Then, in order to achieve an efficient cross layer optimization of the IoT node, the communication protocols and the targeted applications/networks, the second phase of the PhD will be to propose an energy modeling of the IoT node leveraging analytical expressions, network simulations and experimental micro-benchmarks [alam11jes].

Finally, the main contribution of this work will be the design of an energy manager (EM) to optimize the energy efficiency of the node. The EM aims at dynamically adapting the power consumption of the node to maximize its performance (latency, sensivity, lifetime… ). A non-trivial challenge is to design efficient adaptation algorithms, suitable for the limited resources provided by wake-up radio nodes in terms of memory, computation power, and energy storage. To operate properly, the PM requires an accurate control of the spent energy according to the possible node’s configurations.  To this aim, the models defined in the first phase will be used and embedded in the node to track at run time the consumed energy. The EM will consequently tune wake-up node parameters (wake-up interval, turn on/off wake-up sensor…) according to performance specifications. 

The best EM strategy will be implemented on a real wireless sensor platform such as the PowWow platform developed by IRISA [granit13powwow]. A network composed of heterogeneous nodes will be also deployed to confirm this superiority in terms of energy management and quality of service.

The PhD Candidate should have skills in microcontroller programming and wireless communications,. He should be autonomous for the experimental part and have capacities for team work and easy integration. 

Bibliographie

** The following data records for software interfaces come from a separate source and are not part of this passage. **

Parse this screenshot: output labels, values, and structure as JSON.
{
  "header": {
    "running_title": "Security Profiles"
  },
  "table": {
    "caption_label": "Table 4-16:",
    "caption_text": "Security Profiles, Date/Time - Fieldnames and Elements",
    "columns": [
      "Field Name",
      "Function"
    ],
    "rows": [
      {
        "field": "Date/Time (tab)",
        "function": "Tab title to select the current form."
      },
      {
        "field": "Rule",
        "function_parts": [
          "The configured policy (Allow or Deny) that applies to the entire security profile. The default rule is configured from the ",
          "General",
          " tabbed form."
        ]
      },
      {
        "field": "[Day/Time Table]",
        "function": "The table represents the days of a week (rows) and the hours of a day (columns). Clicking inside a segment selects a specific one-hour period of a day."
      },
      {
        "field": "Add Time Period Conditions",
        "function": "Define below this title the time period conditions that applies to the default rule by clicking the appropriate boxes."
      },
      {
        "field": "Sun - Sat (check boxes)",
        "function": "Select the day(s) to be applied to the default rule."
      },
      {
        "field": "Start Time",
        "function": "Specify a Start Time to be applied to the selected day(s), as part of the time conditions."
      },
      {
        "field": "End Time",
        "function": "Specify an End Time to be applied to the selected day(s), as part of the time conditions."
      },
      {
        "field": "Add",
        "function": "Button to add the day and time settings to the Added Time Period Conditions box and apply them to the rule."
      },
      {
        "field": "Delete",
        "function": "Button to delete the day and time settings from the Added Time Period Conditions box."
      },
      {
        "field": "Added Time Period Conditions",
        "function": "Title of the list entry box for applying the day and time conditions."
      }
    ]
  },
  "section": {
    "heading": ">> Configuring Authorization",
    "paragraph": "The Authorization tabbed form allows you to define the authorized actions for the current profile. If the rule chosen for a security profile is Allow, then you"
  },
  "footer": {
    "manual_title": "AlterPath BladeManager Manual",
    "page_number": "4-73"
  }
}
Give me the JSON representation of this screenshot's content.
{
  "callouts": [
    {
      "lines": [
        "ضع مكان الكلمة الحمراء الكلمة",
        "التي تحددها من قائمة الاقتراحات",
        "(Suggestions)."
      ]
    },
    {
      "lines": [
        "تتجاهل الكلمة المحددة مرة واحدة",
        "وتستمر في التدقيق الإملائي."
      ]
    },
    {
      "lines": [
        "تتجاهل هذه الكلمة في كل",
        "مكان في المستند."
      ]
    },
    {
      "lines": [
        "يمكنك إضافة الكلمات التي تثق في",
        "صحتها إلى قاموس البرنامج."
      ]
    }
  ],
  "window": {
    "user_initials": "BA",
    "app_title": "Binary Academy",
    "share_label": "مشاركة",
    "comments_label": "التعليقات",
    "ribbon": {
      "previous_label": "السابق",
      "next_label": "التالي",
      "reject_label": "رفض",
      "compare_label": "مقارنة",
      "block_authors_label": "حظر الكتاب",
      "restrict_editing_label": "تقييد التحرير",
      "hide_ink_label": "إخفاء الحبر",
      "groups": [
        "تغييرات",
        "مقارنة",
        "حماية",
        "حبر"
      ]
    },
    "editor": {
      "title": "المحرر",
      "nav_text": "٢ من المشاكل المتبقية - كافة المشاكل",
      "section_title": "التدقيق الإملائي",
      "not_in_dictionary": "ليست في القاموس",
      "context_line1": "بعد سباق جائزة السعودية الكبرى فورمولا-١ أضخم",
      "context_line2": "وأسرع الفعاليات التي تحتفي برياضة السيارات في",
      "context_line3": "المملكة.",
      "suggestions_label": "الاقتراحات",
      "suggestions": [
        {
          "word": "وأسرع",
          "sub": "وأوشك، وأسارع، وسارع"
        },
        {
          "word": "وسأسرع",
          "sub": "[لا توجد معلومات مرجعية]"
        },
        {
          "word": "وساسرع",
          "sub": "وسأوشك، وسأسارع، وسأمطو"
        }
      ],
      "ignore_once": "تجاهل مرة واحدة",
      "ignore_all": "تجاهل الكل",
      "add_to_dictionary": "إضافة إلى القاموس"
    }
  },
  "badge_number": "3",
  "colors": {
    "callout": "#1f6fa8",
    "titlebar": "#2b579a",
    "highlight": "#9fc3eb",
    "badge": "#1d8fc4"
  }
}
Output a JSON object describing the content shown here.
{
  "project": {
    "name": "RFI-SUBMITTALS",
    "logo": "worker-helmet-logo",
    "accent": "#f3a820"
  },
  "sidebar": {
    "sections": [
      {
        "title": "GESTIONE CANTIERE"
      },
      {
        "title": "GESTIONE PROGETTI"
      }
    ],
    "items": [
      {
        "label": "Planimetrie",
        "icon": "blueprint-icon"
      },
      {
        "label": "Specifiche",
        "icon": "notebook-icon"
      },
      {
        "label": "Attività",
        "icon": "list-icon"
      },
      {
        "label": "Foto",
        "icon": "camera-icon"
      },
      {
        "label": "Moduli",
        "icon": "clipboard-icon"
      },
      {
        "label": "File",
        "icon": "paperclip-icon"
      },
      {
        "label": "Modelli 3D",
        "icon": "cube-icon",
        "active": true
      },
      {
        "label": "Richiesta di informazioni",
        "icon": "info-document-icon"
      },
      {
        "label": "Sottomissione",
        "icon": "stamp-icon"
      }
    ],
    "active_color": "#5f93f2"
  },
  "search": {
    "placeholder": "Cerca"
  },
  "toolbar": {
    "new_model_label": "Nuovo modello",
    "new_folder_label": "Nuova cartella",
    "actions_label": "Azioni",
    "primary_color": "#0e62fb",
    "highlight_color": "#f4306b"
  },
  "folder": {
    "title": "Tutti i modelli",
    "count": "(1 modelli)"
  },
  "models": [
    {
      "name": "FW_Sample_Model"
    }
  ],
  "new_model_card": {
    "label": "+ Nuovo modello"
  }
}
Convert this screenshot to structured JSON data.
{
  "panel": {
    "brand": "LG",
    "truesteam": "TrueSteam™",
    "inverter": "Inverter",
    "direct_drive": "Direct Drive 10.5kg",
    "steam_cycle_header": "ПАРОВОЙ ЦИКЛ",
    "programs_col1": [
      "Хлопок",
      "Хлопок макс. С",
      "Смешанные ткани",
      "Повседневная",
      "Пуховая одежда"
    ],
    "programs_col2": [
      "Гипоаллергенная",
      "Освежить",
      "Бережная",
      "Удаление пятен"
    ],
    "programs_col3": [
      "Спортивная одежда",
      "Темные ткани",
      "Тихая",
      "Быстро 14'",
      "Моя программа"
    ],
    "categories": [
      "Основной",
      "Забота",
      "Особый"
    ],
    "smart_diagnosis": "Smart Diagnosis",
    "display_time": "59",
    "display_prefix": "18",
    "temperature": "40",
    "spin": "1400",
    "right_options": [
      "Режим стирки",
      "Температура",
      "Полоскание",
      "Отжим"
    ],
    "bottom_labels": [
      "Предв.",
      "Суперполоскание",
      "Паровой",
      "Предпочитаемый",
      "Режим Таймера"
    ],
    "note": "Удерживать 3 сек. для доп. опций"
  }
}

[akyildiz02jcn] I. Akyildiz, W. Su, Y. Sankarasubramaniam, and E. Cayirci.  Wireless sensor networks:  a survey.   Journal on Computer Networks, 38(4):393–422, 2002.

[alam11jes] M.-M. Alam,  O. Berder,  D. Ménard  et  O. Sentieys, A  Hybrid  Model  for  Accurate  Energy Analysis for WSN, EURASIP Journal on Embedded Systems, 2011.

[le13pimrc] T.N. Le,  A. Pégatoquet,  O. Sentieys, O.  Berder, C. Belleudy. Duty-Cycle Power Manager for Thermal-Powered  Wireless  Sensor  Networks,  in  24th  IEEE  International  Symposium  on  Personal,  Indoor and Mobile Radio Communications (PIMRC), Londres, United Kingdom, September 2013, pp. 1645-1649.

[granit13powwow] http://powwow.gforge.inria.fr/

[le13ensys] T. N. Le, M. Magno, A. Pegatoquet, O. Berder, O. Sentieys, and E. Popovici, “Ultra Low Power Asynchronous MAC Protocol Using Wake-up Radio for Energy Neutral WSN,” in Proceedings of the 1st ACM International Workshop on Energy Neutral Sensing Systems (ENSSys), November 2013.

[aitaoudia16js] F. Aït Aoudia, M Gautier, O Berder, OPWUM: Opportunistic MAC Protocol Leveraging Wake-Up Receivers in WSNs, Journal of sensors, 2016

[aitaoudia16ieeeton] F. Ait Aoudia, M. Gautier, M. Magno, O. Berder, L. Benini , A Generic Framework for Modeling MAC Protocols in Wireless Sensor Networks, IEEE/ACM Transactions on Networking, December 2016, p. 1 – 12

[aitaoudia16dsd] F. Ait Aoudia, M. Magno, M. Gautier, O. Berder, and L. Benini, A Low Latency and Energy Efficient Communication Architecture for Heterogeneous Long-Short Range Communication, 2016 Euromicro Conference on Digital System Design (DSD), August 2016.

Début des travaux: 
October 2017
Mots clés: 
Wireless sensor networks, wake-up radio, microcontroller, energy management, MAC protocols
Lieu: 
IRISA - ENSSAT, Lannion